Compare any two graphics cards:
Geforce GTX 670 vs Radeon HD 7970
IntroThe Geforce GTX 670 makes use of a 28 nm design. nVidia has clocked the core frequency at 915 MHz. The GDDR5 memory works at a speed of 1500 MHz on this specific model. It features 1344 SPUs along with 112 TAUs and 32 ROPs.
Compare all of that to the Radeon HD 7970, which has a clock speed of 925 MHz and a GDDR5 memory frequency of 1375 MHz. It also makes use of a 384-bit memory bus, and makes use of a 28 nm design. It is made up of 2048 SPUs, 128 Texture Address Units, and 32 ROPs.
(No game benchmarks for this combination yet.)
Power Usage and Theoretical Benchmarks
Power Consumption (Max TDP)
Performance-wise, the Radeon HD 7970 should in theory be much superior to the Geforce GTX 670 in general. (explain)
Texel RateThe Radeon HD 7970 should be a bit (approximately 16%) more effective at AF than the Geforce GTX 670. (explain)
Pixel RateIf running with a high resolution is important to you, then the Radeon HD 7970 is the winner, but it probably won't make a huge difference. (explain)

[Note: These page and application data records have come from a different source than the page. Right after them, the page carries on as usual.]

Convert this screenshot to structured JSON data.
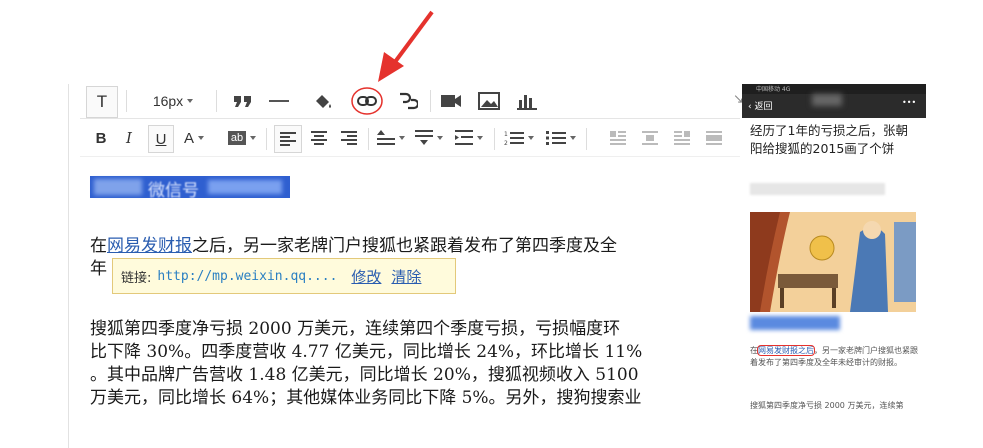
{
  "toolbar": {
    "text_icon": "T",
    "font_size": "16px",
    "icons_row1": [
      "quote-icon",
      "hr-icon",
      "paint-bucket-icon",
      "link-icon",
      "unlink-icon",
      "video-icon",
      "image-icon",
      "chart-icon"
    ],
    "bold": "B",
    "italic": "I",
    "underline": "U",
    "font_color": "A",
    "bg_color": "ab"
  },
  "content": {
    "heading_text": "微信号",
    "para1_prefix": "在",
    "para1_link": "网易发财报",
    "para1_rest": "之后，另一家老牌门户搜狐也紧跟着发布了第四季度及全",
    "para1_line2": "年",
    "para2_lines": [
      "搜狐第四季度净亏损 2000 万美元，连续第四个季度亏损，亏损幅度环",
      "比下降 30%。四季度营收 4.77 亿美元，同比增长 24%，环比增长 11%",
      "。其中品牌广告营收 1.48 亿美元，同比增长 20%，搜狐视频收入 5100",
      "万美元，同比增长 64%；其他媒体业务同比下降 5%。另外，搜狗搜索业"
    ]
  },
  "link_popup": {
    "label": "链接:",
    "url": "http://mp.weixin.qq....",
    "edit": "修改",
    "remove": "清除"
  },
  "phone": {
    "back": "返回",
    "more": "•••",
    "status_carrier": "中国移动  4G",
    "title": "经历了1年的亏损之后，张朝阳给搜狐的2015画了个饼",
    "small_link": "网易发财报之后",
    "small_prefix": "在",
    "small_rest": "，另一家老牌门户搜狐也紧跟着发布了第四季度及全年未经审计的财报。",
    "small_next": "搜狐第四季度净亏损 2000 万美元，连续第"
  },
  "colors": {
    "accent_red": "#e5322d",
    "link_blue": "#2a5db0",
    "popup_bg": "#fffbdc"
  }
}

Please note that the above 'benchmarks' are all just theoretical - the results were calculated based on the card's specifications, and real-world performance may (and probably will) vary at least a bit.

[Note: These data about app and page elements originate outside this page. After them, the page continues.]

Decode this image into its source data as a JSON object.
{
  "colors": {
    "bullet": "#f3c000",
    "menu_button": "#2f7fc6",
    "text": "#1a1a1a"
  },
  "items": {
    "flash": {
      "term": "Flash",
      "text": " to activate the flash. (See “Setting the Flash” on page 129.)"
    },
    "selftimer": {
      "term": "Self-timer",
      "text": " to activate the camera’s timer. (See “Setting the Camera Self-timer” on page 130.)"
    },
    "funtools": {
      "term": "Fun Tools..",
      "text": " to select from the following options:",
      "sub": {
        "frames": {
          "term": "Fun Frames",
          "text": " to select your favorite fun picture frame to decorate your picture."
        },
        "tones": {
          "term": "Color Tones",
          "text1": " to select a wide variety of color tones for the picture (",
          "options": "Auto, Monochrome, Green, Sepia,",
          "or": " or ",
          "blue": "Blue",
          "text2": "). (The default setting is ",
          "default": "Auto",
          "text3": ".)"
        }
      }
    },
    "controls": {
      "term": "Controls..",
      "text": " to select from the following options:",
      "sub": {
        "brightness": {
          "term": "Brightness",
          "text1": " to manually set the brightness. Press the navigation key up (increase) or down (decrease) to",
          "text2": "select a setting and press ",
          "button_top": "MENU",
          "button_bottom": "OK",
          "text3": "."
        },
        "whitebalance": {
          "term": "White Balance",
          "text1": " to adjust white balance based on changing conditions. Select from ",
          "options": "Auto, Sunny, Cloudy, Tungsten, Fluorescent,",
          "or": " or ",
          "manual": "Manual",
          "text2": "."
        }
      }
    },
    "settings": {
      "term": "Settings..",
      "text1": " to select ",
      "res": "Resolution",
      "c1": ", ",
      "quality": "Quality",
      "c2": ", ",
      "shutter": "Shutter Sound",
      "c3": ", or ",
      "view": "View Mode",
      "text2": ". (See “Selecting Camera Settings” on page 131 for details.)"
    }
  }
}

Please note that the price comparisons are based on search keywords - sometimes it might show cards with very similar names that are not exactly the same as the one chosen in the comparison. We do try to filter out the wrong results as best we can, though.
Memory Bandwidth: Memory bandwidth is the maximum amount of information (counted in MB per second) that can be moved across the external memory interface in one second. It is calculated by multiplying the bus width by its memory speed. If the card has DDR memory, it must be multiplied by 2 again. If DDR5, multiply by ANOTHER 2x. The higher the bandwidth is, the faster the card will be in general. It especially helps with AA, High Dynamic Range and high resolutions.
Texel Rate: Texel rate is the maximum number of texture map elements (texels) that can be processed per second. This is worked out by multiplying the total amount of texture units by the core clock speed of the chip. The better this number, the better the card will be at texture filtering (anisotropic filtering - AF). It is measured in millions of texels processed in a second.
Pixel Rate: Pixel rate is the maximum amount of pixels that the graphics chip could possibly record to its local memory in a second - measured in millions of pixels per second. The number is worked out by multiplying the number of Render Output Units by the clock speed of the card. ROPs (Raster Operations Pipelines - sometimes also referred to as Render Output Units) are responsible for filling the screen with pixels (the image). The actual pixel rate also depends on lots of other factors, especially the memory bandwidth - the lower the bandwidth is, the lower the potential to reach the max fill rate.